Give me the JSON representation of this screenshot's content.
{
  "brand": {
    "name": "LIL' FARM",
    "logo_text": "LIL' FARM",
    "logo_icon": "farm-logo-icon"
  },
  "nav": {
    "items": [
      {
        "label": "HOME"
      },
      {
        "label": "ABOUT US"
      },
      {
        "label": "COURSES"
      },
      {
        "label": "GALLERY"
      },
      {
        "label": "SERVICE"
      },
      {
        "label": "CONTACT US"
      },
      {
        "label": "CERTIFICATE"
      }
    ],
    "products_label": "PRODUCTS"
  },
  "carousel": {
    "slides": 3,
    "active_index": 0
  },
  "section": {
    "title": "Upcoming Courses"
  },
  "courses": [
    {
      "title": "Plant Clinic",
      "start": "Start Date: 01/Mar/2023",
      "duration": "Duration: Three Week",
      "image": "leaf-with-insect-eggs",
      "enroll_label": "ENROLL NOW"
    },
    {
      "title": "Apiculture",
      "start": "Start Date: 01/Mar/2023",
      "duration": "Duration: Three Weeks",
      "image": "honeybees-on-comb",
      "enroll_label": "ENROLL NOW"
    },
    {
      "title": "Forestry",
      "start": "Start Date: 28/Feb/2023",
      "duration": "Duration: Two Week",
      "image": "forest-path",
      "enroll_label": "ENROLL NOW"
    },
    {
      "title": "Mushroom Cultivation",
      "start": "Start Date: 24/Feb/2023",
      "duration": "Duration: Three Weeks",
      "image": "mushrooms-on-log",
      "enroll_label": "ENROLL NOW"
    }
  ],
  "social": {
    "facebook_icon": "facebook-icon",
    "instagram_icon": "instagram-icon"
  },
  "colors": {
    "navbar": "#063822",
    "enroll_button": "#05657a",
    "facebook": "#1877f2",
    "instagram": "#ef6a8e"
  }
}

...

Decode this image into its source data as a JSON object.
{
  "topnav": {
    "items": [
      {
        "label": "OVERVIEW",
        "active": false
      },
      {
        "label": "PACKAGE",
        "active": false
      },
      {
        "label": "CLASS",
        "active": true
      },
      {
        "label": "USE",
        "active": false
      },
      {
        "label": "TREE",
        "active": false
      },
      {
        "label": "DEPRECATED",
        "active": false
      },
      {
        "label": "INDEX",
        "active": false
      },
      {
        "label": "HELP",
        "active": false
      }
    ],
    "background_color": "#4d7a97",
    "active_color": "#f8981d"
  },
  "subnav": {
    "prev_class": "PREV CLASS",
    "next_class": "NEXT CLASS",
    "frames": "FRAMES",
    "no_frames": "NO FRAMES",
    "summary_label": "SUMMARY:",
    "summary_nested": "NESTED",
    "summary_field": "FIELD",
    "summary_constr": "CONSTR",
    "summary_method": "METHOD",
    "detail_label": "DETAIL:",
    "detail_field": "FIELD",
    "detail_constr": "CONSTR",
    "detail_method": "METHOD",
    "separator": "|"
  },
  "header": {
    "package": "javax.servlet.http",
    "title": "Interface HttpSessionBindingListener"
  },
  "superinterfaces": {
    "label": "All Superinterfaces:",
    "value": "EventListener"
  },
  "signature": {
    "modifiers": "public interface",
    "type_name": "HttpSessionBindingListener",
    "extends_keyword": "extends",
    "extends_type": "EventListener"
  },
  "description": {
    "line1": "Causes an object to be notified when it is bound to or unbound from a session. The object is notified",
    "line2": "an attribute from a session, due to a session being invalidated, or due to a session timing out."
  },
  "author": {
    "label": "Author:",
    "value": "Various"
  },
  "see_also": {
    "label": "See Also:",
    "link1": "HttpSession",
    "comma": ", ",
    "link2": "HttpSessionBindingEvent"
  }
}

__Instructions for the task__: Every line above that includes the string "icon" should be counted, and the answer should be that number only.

__Response__: 3